Exercise description: Filter the data for "WordPress" and copy matching lines.

Records for this exercise:
----------

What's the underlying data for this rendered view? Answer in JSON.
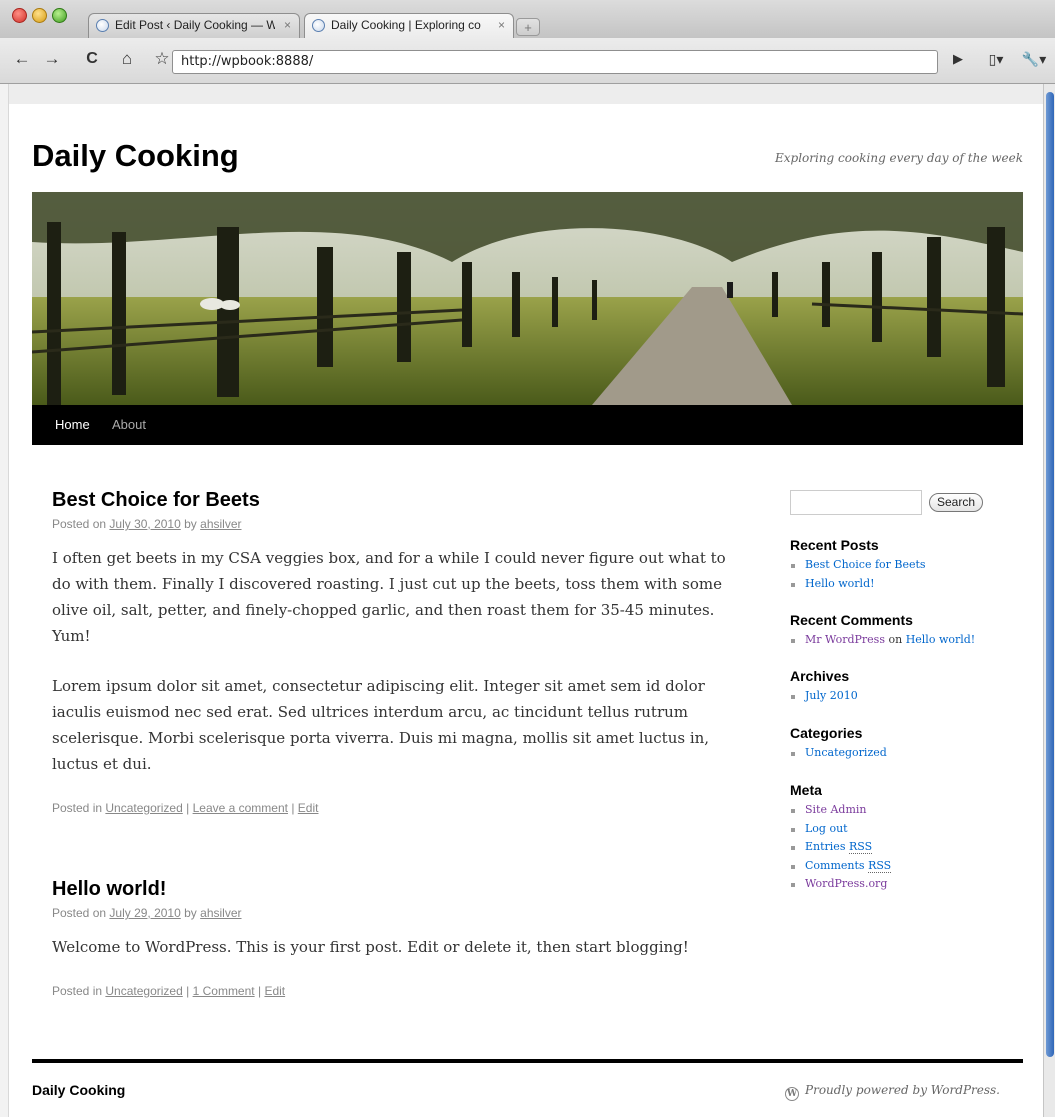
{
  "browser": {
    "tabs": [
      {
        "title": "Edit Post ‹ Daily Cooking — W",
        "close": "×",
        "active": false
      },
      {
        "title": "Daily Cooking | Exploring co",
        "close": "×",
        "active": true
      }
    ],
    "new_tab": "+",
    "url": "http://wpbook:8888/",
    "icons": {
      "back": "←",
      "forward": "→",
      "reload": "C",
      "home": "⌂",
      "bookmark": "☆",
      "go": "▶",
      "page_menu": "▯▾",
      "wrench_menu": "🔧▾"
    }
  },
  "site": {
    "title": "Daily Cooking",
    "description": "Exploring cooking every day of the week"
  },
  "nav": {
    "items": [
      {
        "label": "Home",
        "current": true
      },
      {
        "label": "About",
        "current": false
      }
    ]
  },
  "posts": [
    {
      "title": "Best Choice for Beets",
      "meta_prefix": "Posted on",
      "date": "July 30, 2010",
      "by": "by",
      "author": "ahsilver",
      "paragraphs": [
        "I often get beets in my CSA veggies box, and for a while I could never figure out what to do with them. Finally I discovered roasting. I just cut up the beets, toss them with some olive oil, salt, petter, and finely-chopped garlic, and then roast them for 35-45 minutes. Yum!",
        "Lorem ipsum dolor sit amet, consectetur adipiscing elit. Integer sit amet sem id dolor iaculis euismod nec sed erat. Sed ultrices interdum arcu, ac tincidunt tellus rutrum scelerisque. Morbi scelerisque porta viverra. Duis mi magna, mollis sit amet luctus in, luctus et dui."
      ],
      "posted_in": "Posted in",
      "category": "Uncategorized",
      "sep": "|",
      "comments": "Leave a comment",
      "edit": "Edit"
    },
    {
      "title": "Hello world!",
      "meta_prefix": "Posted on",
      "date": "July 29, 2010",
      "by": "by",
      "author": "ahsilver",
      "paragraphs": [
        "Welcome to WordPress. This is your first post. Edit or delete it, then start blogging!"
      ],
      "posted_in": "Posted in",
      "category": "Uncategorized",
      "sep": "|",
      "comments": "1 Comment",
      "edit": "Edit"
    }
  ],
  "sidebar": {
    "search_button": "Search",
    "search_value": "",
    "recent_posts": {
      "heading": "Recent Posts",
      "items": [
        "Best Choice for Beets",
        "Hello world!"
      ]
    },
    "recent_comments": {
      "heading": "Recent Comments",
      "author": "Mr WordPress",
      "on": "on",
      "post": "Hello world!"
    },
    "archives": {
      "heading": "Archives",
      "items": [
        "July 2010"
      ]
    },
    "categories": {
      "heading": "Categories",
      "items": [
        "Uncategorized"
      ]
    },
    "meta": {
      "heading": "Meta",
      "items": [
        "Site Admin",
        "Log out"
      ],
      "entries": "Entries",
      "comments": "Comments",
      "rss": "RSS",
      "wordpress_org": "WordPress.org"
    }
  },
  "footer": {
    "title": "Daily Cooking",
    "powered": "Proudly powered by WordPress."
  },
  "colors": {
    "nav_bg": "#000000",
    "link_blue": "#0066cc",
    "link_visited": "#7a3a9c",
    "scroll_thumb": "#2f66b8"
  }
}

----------

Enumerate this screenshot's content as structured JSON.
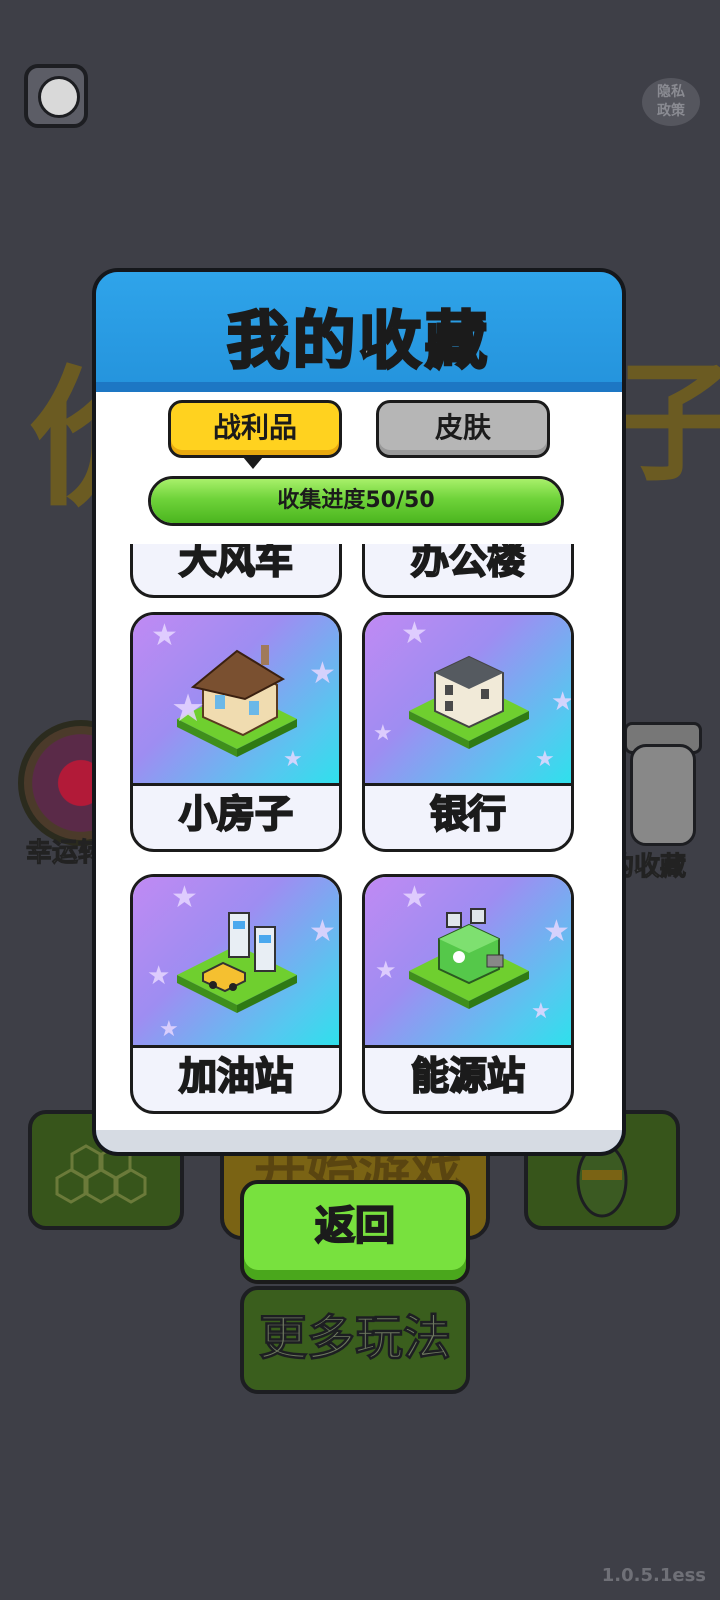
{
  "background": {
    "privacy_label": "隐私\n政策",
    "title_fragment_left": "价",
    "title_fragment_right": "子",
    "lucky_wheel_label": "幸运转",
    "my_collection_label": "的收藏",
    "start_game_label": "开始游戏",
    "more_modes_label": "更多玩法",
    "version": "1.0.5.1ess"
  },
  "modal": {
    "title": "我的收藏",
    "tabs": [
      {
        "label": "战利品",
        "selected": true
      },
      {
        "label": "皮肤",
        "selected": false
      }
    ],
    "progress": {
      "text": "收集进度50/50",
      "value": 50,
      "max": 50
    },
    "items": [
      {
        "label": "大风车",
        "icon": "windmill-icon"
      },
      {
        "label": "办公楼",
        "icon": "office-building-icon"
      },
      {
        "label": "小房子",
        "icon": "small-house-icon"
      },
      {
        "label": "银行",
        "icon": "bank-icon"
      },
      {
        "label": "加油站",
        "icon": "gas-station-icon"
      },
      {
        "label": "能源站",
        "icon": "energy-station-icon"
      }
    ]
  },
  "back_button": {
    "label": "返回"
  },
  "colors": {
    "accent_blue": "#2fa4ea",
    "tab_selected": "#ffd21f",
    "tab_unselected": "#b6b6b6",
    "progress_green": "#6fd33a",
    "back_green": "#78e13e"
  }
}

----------

Answer box:
        "Welcome to WordPress. This is your first post. Edit or delete it, then start blogging!"
      "author": "Mr WordPress",
      "wordpress_org": "WordPress.org"
    "powered": "Proudly powered by WordPress."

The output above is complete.